In fact, researchers have shown that the same specific parts of the human brain that are activated when we see an actual smiling face are also activated by the combination of symbols that compose an emoticon smiley face.

Pollak, however, advises workers to be conscious of who the audience is before putting in that emoji.

“Frankly, I wouldn’t use a smiley face with any CEO,” she says. “I wouldn’t use a smiley face with a certain level of executive no matter how commonplace and acceptable they’ve become.

“You can make or break a relationship with one email these days, so you have to be really careful.”

Tips on how and when to use emojis and emoticons at work

OfficeTeam suggests following these five tips for using emojis and emoticons:

  1. Limit it: Use emojis and emoticons minimally, if at all. Going overboard with these icons could annoy others and muddle your message.
  2. Consider your audience: Be mindful of the corporate culture and your relationship with those to whom you’re communicating. Sending an occasional smiley face to a work friend might be OK, but probably less so when interacting with your boss or company leaders.      
  3. Evaluate the situation: Including these images can add levity, but it depends on the topic. Leave them out when discussing serious matters, as it can appear awkward or rude.       
  4. Stick to what you know: Don’t use emojis or emoticons if you aren’t absolutely certain what it represents and how it will be received.
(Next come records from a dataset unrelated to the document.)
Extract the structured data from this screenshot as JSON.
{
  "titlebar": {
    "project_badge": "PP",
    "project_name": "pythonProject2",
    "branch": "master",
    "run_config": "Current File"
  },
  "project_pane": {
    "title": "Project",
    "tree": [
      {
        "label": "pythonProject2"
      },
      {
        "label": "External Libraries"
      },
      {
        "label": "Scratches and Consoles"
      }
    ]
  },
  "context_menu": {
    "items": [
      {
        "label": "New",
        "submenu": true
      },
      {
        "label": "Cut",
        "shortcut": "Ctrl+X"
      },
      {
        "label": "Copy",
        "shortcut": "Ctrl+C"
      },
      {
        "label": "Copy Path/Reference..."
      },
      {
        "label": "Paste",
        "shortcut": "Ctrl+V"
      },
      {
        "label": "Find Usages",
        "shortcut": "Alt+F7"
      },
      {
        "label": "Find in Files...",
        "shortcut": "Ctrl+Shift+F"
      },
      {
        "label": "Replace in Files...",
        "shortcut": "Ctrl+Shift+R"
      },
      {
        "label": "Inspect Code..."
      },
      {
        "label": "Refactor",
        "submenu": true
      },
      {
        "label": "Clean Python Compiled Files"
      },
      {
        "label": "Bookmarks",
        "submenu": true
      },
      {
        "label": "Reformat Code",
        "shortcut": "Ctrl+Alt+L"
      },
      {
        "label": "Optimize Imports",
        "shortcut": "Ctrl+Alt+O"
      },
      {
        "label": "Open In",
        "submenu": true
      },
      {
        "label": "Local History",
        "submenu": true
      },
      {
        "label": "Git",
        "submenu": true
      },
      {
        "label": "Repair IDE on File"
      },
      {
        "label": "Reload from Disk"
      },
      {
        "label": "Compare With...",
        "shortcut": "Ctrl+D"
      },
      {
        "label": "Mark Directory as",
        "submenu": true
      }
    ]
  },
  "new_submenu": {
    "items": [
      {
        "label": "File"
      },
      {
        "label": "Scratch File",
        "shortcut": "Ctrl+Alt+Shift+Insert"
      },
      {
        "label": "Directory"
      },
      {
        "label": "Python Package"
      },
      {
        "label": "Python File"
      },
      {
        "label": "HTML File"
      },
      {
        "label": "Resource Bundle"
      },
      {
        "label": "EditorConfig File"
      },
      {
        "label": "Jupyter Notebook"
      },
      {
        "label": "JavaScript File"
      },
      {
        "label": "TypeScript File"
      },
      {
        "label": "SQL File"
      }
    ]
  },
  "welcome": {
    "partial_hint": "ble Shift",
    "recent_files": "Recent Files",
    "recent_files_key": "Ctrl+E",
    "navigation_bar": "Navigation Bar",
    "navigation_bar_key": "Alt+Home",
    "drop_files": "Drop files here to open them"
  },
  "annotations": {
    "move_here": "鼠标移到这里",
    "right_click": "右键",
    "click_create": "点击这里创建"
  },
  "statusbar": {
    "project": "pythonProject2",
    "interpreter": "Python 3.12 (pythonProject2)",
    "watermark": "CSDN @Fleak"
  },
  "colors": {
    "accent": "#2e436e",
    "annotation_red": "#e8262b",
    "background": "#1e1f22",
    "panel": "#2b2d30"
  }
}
Some symbols can be taken the wrong way or have multiple meanings (like the eggplant emoji– just stay away from the eggplant).
  5. Just say it: When in doubt, rely on words to get your point across. Opt for in-person or phone discussions with colleagues if it’s helpful to see facial expressions or hear vocal inflections.

What do you think about using emojis in the workplace? Let us know in the comments!

Leave a reply

avatar
100000
  Subscribe to receive comments  
Notify me of
More on HRM